No. 936:
War Gliders

Today, a forgotten technology of war. The University of Houston's College of Engineering presents this series about the machines that make our civilization run, and the people whose ingenuity created them.

I was in junior high during the early days of WW-II, and I wanted to be a glider pilot. I guess I'm here today because I was too young to qualify. The Air Corps was, by then, recruiting glider pilots heavily. That should've been sufficient warning. But, when you're only twelve, you miss subtle points like that.

WW-II gliders were the most elementary engineless wooden airplanes. A cargo plane would tow two into the air and release them into a battle zone. They were loaded down with two tons of soldiers and supplies. One might carry 13 men in full gear, or fewer men along with a jeep or a howitzer. Gliders carried mules into Burma. They carried gasoline and high explosives. They carried soldiers into Normandy before dawn on D-Day -- five hours before troops hit the beaches.

Experience with sport gliders was little use in one of those crates. There was no soaring, no picking up thermals to go where you wished. You simply fell like a stone out of the sky. You had one chance at landing in an open field. That was it.

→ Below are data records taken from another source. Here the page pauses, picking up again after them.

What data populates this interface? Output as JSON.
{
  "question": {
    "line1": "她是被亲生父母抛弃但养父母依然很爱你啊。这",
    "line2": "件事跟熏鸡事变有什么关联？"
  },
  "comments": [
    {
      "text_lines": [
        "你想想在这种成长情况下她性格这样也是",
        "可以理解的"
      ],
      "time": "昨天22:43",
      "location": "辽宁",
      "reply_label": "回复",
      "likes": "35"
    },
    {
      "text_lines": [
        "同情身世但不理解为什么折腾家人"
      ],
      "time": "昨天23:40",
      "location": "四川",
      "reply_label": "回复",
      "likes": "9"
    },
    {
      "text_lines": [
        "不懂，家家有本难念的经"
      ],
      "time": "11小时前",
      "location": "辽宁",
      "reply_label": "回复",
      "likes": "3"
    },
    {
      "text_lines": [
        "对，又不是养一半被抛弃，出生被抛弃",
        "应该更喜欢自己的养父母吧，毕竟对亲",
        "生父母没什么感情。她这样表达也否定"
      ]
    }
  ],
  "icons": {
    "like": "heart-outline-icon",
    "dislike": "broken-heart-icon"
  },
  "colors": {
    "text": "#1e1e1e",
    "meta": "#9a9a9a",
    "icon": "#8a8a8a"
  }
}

Kathleen McAuliffe tells how Hitler was first to champion war gliders. The Germans had to breach the Maginot line to invade France and Belgium in 1940. They landed 10 gliders -- 78 troops -- right on the roof of that fortification. Before Belgian machine gunners could react, the Germans had set charges and blown the line wide open. France fell within weeks.

So we developed our own war glider and went into production. Since airplane companies all had full plates, the Army had to use other makers. Ford Motors made 4000 gliders. Some companies had no talent for making airplanes. In 1943 a wing broke loose from a glider at a demonstration in St. Louis. Onlookers watched in horror as a half-dozen civic leaders fell to their deaths. That glider had been made, appropriately enough, by a casket company.

The Army recruited washed-out pilots, men too old for flight school, men with minor disabilities -- anyone brave enough to steer a defenseless wooden box through air filled with lead to a one-chance landing in a mined field. Parachutes were out -- they weighed too much. Enemy fire came from below, so men took the helmets off their heads and held them between their legs.

It was an imperfect technology -- used in one war, then forgotten. Medals went to people whose airplanes killed other people. Those heroic glider pilots were simply overlooked.

Finally, three astronauts gave the Glider Pilots Association some long overdue credit. For they too come back to earth in an engineless plane for a one-chance landing. They sent a note saying, "At least the natives were friendly where we landed."

I'm John Lienhard, at the University of Houston, where we're interested in the way inventive minds work.

(Theme music)

McAuliffe, K., Crossing the Lines on Silent Wings, Smithsonian, Vol. 25, No. 3, June 1994, pp. 118-133.

Here is a website that tells the story of WW-II gliders: